ASSIGNED TASK:
Report every line of the entries that contains the word "JSON".

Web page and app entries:

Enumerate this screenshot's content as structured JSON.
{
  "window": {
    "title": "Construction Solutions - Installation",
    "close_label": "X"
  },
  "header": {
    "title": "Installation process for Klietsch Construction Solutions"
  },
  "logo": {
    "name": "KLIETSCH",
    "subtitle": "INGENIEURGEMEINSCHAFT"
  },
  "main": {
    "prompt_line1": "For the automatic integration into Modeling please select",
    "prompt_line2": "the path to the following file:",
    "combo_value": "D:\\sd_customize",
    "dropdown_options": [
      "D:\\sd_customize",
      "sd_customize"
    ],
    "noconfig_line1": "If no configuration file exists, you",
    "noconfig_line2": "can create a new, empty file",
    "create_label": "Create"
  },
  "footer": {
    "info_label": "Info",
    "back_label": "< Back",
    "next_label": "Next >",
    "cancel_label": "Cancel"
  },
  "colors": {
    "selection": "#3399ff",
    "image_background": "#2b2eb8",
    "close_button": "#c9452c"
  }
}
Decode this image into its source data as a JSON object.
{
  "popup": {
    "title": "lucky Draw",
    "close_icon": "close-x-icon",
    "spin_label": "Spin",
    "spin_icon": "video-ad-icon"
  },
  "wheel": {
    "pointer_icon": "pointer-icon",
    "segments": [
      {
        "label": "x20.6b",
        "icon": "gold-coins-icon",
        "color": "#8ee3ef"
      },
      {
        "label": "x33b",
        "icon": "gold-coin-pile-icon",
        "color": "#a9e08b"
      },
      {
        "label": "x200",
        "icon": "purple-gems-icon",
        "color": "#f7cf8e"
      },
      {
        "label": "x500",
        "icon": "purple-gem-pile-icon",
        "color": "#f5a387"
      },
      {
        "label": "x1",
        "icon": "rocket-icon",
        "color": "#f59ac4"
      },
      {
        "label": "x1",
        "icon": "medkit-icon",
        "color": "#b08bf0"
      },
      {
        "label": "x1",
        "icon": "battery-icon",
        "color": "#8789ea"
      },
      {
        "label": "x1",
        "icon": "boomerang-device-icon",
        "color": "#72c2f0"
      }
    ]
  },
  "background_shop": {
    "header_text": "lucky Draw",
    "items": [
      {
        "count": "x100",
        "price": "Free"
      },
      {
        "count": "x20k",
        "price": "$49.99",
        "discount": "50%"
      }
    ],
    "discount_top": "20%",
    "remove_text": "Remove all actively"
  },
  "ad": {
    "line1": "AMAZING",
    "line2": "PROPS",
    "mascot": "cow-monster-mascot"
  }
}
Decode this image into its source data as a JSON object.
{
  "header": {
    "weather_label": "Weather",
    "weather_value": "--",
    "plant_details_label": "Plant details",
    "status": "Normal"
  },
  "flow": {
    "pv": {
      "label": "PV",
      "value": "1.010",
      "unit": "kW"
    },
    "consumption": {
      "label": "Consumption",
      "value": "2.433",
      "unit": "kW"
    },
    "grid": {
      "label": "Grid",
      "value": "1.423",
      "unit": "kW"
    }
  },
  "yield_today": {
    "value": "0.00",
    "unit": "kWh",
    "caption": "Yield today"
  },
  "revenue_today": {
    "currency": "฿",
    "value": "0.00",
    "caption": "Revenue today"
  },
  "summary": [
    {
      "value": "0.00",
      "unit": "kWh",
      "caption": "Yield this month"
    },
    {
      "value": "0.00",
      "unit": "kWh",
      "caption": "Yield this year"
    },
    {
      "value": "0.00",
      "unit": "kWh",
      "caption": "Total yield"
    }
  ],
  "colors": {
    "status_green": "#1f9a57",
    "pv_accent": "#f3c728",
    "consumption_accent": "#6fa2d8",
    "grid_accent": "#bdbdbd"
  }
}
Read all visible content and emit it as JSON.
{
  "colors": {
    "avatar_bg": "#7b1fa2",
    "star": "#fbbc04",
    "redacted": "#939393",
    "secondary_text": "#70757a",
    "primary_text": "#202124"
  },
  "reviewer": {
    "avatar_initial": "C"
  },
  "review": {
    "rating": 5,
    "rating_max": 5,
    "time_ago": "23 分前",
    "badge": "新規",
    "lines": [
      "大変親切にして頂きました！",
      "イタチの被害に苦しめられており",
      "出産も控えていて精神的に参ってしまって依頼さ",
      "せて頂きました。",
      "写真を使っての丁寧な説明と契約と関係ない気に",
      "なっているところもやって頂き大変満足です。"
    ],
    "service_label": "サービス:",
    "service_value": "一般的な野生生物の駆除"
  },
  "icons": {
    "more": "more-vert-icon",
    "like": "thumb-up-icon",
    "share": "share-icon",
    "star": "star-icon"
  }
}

RESULT OF THIS EXERCISE:
Enumerate this screenshot's content as structured JSON.
Decode this image into its source data as a JSON object.
Decode this image into its source data as a JSON object.
Read all visible content and emit it as JSON.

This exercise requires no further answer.